Andre Leu has been an organic farmer in Australia for 40 years. He is also the newly re-elected President of the International Federation of Organic Agricultural Movements (IFOAM), a worldwide network of more than 800 groups in 120 countries. In addition to traveling the world advocating for organic farming, Leu has spent the last few years thinking and writing about pesticides for his new book, The Myth of Safe Pesticides. Read more

March Today, Eat a Low-Carbon Diet Tomorrow

Today, hundreds of thousands of people around the world will take to the streets to fight for our lives. People’s Climate Marches are being organized in dozens of U.S. cities and a whopping 158 countries, from Burundi to Brazil to Nepal. Marchers are demanding international leaders to commit to serious emissions reductions and polluting industries to clean up their practices. Climate-impacted communities–from Hurricane Sandy survivors in New York City to indigenous peoples displaced by rainforest destruction in South America–will put a face on the urgency of this call to action. Read more

Don’t Panic, Go Organic: The IPCC Report Should be a Wakeup Call for Climate-Smart Food

The just-released synthesis report on global warming from the Intergovernmental Panel on Climate Change (IPCC) has prompted some to start name-dropping Thomas Malthus.

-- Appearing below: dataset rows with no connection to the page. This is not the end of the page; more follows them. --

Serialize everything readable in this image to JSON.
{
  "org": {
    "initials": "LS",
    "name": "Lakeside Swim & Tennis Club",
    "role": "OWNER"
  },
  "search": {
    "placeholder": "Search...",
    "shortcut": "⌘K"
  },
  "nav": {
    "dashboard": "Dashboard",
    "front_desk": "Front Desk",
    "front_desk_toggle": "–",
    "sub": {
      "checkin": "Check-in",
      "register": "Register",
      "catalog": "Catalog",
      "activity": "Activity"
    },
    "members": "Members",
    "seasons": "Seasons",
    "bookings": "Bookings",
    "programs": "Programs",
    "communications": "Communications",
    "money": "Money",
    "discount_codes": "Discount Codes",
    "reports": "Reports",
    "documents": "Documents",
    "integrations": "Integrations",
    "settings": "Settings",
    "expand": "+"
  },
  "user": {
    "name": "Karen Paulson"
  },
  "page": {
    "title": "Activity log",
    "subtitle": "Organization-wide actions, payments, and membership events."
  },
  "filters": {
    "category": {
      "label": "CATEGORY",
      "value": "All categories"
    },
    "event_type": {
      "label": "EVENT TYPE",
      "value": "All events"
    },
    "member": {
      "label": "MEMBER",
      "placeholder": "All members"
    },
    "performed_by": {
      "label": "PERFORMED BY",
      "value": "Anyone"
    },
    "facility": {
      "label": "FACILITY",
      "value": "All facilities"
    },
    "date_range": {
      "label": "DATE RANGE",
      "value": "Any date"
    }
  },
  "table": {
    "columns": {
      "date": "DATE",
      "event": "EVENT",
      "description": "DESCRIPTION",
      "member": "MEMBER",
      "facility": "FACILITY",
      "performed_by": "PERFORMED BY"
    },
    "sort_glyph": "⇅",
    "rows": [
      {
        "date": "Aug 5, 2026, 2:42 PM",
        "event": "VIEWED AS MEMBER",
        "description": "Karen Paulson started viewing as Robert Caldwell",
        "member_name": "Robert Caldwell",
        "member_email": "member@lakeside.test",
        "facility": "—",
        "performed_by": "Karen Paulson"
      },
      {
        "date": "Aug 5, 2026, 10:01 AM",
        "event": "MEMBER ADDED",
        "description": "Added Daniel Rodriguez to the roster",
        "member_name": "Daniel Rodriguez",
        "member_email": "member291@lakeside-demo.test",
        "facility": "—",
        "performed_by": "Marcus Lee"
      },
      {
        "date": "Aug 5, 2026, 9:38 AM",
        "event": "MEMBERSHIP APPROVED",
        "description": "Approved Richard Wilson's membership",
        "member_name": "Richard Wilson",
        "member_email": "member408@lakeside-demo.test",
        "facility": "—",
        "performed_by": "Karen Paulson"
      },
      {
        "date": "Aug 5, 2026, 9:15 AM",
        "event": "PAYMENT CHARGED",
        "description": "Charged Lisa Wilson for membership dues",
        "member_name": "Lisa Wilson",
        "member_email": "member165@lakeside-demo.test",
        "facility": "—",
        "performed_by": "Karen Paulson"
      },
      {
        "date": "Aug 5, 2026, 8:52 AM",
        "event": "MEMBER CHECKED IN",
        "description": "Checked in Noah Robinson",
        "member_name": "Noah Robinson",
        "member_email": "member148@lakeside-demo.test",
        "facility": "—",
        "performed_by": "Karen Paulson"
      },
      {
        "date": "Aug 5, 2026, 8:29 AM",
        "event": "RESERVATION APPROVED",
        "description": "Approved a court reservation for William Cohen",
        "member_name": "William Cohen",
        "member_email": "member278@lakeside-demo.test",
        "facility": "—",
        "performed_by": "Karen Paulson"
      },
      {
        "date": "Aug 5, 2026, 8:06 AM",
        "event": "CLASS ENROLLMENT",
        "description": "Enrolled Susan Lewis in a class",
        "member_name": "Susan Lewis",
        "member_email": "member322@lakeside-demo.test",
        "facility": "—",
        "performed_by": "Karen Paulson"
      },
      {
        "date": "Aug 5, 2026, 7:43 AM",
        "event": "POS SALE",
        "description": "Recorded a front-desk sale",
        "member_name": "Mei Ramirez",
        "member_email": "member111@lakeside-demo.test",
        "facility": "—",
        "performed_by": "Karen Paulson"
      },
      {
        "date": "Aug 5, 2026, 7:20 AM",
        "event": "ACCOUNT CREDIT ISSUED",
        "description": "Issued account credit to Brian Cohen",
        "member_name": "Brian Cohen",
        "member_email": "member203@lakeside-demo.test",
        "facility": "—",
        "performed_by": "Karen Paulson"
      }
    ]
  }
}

Malthus, you may remember, was the 19th Century British economist and demographer who warned that population growth would inevitably lead to global food shortages. In a New York Times article just days after the long-awaited report was released, reporter Eduardo Porter wrote that the IPCC “rolled straight into Malthus’s territory, providing its starkest warning yet about the challenge imposed by global warming on the world’s food supply.”

So should we be stockpiling Chef Boyardee and plowing down forests for farms to forestall famine? Not so fast. Read more

Grist’s Coverage on GMOs: What’s Really at Stake

If you’ve been reading the running commentary over at Grist for the past six months, journalist Nathanael Johnson has been opining about genetic engineering in agriculture, diving into the debate and surfacing now with a final “what I learned” piece. His column has gotten a lot of attention from news media writing about his “exploration” of genetically engineered (GE) food or genetically modified organisms (GMOs) and has sparked heated comments on his blog, but his reporting has done little to help people understand what’s really at stake in the debate about this technology, which in my opinion, is a hell of a lot. Read more

Human Rights and a Burger Giant

In 1993, six farmworkers gathered in a local Catholic church in Immokalee, Florida, two hours northwest of Miami. Seated in a circle of folding chairs, they began to recount the human rights abuses they had suffered and witnessed while working in the tomato fields of Florida. Read more

Walmart and the Grinch Who Stole Thanksgiving

Today, as we dig into our Thanksgiving leftovers–for us, that’s pumpkin pudding and my mother-in-laws famous nutloaf–we’ll be thinking about the Walmart workers around the country who are bravely stepping away from their jobs to bring attention to the paltry pay and poor working conditions by the country’s largest private employer. Read more

Thinking Beyond the Clown

When Bozo the Clown went off air in 1963, no one would have guessed the small-town television character would soon become the most famous clown in the world. But McDonald’s turned Bozo into Ronald McDonald, and today he’s recognized by more than 90 percent of schoolchildren in the United States. Read more